Losing to Liverpool is not what relegates you. Losing by huge scorelines in consecutive games could be, though, because head loss at this stage of the season is a terrifying prospect. It asks scary questions, like where do you go from here, or how do you come back from this? Those are big questions for a squad that simply hasn’t had answers for too much of this painful season.

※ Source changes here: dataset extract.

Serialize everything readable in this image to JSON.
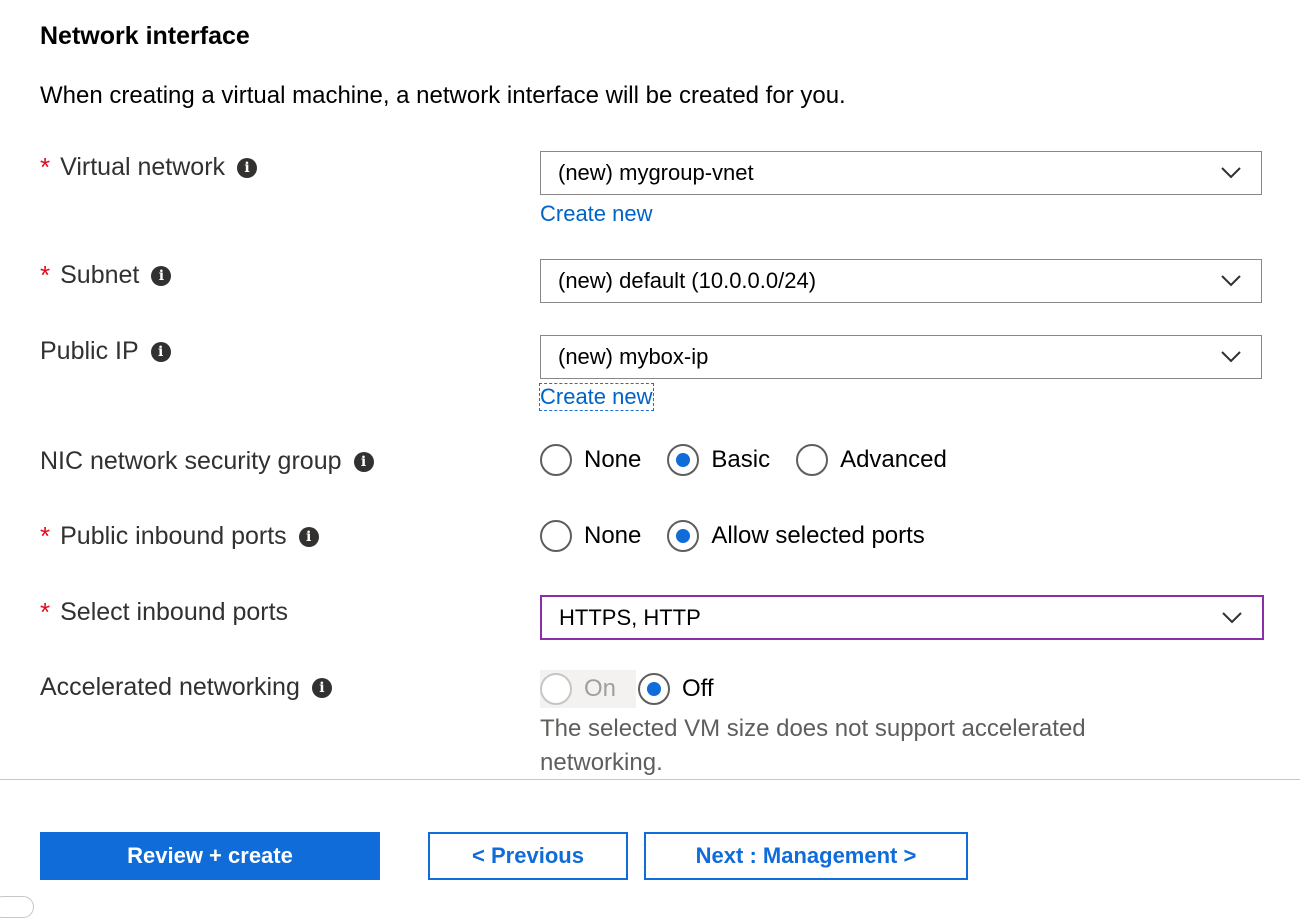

Javi Gracia spoke before the game about how Leeds, against Palace, resembled a boxer who took a punch and then struggled to defend himself. Liverpool hit them so many times in the second half it would have felt like they were surrounded and had it taken place in the ring, referee Craig Pawson would have stopped it long before full-time. The fixture list shows they’ve got to the count of seven to get up and hit back but right now they look punch drunk. Gracia has to somehow rouse them from the canvas. They have to get up if they are to have any hope of staying up.